Return every line of the records that includes the string "heading".

[Data to process — start]

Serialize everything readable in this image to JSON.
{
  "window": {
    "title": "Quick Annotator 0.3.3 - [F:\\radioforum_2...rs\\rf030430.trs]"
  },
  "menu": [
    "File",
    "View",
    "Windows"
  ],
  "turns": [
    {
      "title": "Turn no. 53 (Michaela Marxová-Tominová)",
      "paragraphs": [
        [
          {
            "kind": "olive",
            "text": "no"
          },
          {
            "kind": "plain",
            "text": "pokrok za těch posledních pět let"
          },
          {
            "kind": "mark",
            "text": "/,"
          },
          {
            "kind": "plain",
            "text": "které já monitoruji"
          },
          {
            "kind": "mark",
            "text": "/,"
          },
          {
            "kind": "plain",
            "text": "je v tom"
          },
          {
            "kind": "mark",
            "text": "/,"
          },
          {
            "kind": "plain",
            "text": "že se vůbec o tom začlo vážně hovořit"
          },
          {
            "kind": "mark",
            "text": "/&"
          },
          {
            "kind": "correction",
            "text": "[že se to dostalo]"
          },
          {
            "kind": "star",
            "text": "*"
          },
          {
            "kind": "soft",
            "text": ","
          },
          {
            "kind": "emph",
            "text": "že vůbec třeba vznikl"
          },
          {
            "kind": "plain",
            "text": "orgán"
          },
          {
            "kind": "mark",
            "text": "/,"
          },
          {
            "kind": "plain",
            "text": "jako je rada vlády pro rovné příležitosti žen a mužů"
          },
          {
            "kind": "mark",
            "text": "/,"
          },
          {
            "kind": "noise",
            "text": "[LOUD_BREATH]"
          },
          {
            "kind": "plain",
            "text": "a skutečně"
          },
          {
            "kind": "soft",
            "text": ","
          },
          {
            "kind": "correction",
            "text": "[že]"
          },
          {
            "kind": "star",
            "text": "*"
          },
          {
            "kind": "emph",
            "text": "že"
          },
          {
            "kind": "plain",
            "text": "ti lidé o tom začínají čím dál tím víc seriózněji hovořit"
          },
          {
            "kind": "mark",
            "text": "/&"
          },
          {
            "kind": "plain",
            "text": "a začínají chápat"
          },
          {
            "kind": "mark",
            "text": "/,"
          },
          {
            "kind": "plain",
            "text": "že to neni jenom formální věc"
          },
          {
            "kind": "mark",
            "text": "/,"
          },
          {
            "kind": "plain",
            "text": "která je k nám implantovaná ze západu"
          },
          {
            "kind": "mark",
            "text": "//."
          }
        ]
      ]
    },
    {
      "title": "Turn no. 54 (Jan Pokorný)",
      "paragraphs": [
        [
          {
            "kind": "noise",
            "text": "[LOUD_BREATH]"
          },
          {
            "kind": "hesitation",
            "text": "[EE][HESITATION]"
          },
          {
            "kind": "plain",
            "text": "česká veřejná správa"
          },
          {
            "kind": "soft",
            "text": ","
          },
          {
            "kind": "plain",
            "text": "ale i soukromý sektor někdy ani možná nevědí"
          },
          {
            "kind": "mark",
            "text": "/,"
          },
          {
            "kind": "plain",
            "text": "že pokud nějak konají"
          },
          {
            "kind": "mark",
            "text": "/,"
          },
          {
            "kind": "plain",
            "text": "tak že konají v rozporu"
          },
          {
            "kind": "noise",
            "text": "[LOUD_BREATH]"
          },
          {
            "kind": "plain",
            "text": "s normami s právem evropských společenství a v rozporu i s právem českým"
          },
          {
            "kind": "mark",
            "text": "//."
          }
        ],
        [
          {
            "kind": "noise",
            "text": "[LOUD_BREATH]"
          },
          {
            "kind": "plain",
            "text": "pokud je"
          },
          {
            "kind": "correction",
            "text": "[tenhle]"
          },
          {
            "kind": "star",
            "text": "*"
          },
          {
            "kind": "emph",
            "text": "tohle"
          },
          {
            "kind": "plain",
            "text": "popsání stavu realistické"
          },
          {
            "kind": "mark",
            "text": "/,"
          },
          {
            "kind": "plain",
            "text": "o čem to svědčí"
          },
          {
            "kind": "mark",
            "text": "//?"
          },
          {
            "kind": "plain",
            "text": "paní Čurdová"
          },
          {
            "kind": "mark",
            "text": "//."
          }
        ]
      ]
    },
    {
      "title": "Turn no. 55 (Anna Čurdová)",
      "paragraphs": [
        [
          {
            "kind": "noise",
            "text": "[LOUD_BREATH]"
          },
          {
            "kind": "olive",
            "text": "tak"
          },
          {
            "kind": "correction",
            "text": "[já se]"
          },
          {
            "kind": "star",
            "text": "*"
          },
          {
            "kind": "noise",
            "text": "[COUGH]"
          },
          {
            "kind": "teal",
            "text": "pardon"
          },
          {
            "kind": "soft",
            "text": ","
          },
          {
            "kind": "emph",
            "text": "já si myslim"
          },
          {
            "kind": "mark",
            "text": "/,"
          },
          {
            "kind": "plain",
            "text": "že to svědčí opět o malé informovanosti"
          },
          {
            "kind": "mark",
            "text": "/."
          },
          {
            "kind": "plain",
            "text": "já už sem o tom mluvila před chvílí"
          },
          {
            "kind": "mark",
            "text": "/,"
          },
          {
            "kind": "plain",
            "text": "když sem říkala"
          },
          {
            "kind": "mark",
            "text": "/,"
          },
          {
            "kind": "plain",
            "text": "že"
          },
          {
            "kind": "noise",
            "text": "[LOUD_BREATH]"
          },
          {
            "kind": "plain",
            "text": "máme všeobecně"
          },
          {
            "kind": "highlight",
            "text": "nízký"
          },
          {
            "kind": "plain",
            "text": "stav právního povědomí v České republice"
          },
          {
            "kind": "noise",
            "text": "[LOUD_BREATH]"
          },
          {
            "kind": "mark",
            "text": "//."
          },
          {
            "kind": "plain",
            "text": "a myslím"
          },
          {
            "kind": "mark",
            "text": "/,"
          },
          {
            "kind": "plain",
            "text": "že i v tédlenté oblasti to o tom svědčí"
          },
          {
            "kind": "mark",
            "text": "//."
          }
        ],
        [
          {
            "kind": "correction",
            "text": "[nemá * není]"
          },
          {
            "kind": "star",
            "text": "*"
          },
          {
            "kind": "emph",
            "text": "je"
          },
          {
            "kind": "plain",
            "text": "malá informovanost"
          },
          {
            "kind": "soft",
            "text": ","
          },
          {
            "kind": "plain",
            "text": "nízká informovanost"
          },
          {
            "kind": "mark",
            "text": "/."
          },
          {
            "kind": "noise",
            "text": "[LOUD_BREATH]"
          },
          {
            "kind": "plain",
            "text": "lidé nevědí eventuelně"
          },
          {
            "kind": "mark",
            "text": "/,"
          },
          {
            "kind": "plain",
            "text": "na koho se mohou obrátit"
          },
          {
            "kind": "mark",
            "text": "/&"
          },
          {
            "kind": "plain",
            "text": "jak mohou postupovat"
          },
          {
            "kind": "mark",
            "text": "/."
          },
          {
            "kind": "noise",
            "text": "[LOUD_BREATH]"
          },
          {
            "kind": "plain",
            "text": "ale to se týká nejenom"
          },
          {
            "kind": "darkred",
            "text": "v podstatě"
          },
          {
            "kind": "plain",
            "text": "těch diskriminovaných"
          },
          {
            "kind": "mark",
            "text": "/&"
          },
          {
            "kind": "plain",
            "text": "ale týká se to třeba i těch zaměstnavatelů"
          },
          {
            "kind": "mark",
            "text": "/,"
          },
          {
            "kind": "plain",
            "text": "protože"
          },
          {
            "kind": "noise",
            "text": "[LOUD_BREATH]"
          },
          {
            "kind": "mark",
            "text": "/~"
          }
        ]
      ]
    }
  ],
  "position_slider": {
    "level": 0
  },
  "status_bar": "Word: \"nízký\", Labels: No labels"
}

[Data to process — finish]
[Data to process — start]

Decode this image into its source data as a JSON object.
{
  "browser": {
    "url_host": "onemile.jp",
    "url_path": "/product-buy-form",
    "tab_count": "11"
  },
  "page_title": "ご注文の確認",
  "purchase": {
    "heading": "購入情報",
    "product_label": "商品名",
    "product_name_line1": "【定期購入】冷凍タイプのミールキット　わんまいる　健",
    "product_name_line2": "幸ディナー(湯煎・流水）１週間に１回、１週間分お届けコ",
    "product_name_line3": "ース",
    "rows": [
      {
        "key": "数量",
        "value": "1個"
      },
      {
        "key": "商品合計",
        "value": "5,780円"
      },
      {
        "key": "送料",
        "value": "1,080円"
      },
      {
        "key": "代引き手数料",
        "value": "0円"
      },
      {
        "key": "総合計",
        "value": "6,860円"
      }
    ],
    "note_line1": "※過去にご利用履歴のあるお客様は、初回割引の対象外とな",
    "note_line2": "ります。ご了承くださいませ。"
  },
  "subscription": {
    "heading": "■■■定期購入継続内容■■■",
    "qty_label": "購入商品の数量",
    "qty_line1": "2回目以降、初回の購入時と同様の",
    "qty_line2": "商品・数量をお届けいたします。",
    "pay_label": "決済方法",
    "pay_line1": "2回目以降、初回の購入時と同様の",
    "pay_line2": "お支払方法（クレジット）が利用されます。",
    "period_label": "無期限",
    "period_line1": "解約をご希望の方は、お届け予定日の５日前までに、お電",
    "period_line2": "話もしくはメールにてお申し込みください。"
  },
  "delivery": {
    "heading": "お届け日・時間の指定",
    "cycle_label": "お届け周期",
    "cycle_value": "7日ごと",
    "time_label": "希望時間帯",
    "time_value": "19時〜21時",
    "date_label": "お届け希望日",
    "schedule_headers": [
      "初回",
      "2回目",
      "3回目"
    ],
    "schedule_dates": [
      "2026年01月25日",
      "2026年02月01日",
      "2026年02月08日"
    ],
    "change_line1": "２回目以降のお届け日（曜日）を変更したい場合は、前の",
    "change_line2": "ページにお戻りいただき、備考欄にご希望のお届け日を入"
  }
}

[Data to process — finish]

## Response area:
    "heading": "購入情報",
    "heading": "■■■定期購入継続内容■■■",
    "heading": "お届け日・時間の指定",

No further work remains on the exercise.